The big winner of the night was “Modern Family,” ABC’s universally beloved comedy, which took outstanding comedy for the second year in a row, plus another four Emmys — for its writing and directing and also for supporting actor and actress Ty Burrell and Julie Bowen, who, as the frequently frantic Phil and Claire Dunphy, are arguably the best players in one of television’s strongest and funniest ensembles. But all the awards and baseline acclaim can mean only one thing to TV’s most discerning (and finicky) viewers: We’re about half a season away from wondering whether “Modern Family” is still funny. Success is like that.

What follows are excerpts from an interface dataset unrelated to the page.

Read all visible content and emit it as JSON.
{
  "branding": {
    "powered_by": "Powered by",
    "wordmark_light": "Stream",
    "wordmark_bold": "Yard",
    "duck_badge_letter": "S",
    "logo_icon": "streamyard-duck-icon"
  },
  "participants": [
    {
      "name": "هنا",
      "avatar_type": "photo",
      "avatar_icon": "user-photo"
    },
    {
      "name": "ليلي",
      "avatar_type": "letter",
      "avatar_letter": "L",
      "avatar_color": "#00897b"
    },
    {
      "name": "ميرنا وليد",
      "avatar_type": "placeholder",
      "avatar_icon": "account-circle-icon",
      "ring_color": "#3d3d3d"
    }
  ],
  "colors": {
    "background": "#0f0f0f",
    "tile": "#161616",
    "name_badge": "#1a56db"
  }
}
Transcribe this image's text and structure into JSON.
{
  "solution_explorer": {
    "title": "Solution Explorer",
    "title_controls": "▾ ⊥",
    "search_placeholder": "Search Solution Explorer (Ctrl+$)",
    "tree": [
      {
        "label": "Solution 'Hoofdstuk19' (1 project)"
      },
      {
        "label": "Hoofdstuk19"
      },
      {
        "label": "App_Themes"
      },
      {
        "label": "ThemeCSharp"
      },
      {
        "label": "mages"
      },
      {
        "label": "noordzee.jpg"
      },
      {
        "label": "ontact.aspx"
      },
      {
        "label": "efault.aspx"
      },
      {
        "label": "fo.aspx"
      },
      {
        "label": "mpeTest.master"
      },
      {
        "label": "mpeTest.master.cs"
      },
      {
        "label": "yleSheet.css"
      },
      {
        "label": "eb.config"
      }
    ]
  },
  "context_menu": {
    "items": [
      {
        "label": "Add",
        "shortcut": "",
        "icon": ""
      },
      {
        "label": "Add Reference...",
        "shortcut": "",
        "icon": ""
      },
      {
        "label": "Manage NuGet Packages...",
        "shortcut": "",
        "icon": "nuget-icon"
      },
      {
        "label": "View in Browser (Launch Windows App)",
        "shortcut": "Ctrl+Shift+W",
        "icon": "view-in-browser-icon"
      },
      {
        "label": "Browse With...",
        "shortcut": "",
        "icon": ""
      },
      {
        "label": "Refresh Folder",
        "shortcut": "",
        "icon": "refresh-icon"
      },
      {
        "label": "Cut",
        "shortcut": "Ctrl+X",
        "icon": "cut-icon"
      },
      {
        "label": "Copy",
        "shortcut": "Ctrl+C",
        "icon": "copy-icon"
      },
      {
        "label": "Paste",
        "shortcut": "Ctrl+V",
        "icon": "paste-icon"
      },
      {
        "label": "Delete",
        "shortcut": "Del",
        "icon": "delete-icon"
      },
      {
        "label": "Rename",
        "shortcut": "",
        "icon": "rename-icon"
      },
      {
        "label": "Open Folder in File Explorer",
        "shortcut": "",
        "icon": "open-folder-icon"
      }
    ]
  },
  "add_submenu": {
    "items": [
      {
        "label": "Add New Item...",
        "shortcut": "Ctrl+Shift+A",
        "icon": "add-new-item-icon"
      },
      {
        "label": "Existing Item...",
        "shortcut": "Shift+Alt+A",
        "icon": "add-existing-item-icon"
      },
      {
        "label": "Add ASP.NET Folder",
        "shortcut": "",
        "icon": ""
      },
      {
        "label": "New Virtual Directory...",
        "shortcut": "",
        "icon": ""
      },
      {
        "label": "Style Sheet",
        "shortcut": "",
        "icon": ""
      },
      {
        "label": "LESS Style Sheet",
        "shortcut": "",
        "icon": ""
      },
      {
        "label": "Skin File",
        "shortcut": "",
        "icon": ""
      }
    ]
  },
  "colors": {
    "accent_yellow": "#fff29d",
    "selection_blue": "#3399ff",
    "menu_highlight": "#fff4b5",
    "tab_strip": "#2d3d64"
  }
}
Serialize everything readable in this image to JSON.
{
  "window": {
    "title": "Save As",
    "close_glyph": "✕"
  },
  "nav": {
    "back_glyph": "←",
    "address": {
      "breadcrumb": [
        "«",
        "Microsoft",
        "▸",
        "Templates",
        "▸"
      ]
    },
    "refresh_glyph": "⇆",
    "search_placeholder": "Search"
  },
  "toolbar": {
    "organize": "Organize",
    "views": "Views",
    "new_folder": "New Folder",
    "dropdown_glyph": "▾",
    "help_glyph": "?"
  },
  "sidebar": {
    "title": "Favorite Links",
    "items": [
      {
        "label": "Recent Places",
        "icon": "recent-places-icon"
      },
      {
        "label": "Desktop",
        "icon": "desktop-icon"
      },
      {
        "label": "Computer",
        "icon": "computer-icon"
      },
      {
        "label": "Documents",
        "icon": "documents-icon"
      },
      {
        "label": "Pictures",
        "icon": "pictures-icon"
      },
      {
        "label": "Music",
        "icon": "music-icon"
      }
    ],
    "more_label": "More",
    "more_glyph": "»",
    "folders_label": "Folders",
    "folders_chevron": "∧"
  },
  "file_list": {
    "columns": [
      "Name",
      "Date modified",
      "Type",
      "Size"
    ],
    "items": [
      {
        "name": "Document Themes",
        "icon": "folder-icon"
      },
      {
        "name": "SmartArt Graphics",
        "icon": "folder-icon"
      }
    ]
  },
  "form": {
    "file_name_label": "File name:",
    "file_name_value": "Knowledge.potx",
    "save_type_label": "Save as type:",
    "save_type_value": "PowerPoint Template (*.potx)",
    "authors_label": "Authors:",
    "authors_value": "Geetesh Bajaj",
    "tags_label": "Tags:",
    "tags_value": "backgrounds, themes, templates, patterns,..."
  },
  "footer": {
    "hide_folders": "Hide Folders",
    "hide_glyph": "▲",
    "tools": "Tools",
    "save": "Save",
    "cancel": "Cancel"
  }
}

Kyle Chandler took the drama acting prize for the sentimentally favored football saga “Friday Night Lights,” which was so good it had to migrate to a satellite service on which fewer people than ever got to watch it, but did so with those clear eyes and full hearts. Julianna Margulies took a much-deserved Emmy for her starring role in the CBS drama “The Good Wife.” And Kate Winslet classed up the evening accepting her Emmy for HBO’s “Mildred Pierce,” making it seem as victorious as her Oscar a couple of years back. It turns out she overreacts to just about any award.
The drama category had some other nice surprises: a supporting actor award for Peter Dinklage as the most likable of the conniving Lannister siblings in HBO’s fantasy “Game of Thrones”; a writing Emmy for “Friday Night Lights”; and a supporting actress award for Margo Martindale of “Justified,” the always-good FX crime yarn in which she played perhaps the meanest moonshinin’ mama who ever lived. (And, um, spoiler alert, contained within her acceptance speech — meanest moonshinin’ mama who ever died. Sorry, Netflixers.)
More wins for stuff we can all pretty much agree on: The British castle drama “Downton Abbey,” the most excitement PBS has generated in a while, got three Emmys for outstanding miniseries, writing and directing. Barry Pepper, who as Robert F. Kennedy was the only memorable thing in Reelz Channel’s “The Kennedys,” won an acting prize, as did Guy Pearce for his supporting role in “Mildred Pierce.”
But who was still watching at this point? Even Martin Scorsese, who won the drama directing Emmy for HBO’s “Boardwalk Empire,” gave a flat acceptance speech made up of a list of hastily read names. (For those who keep track of boutique TV, HBO won four awards during the evening.)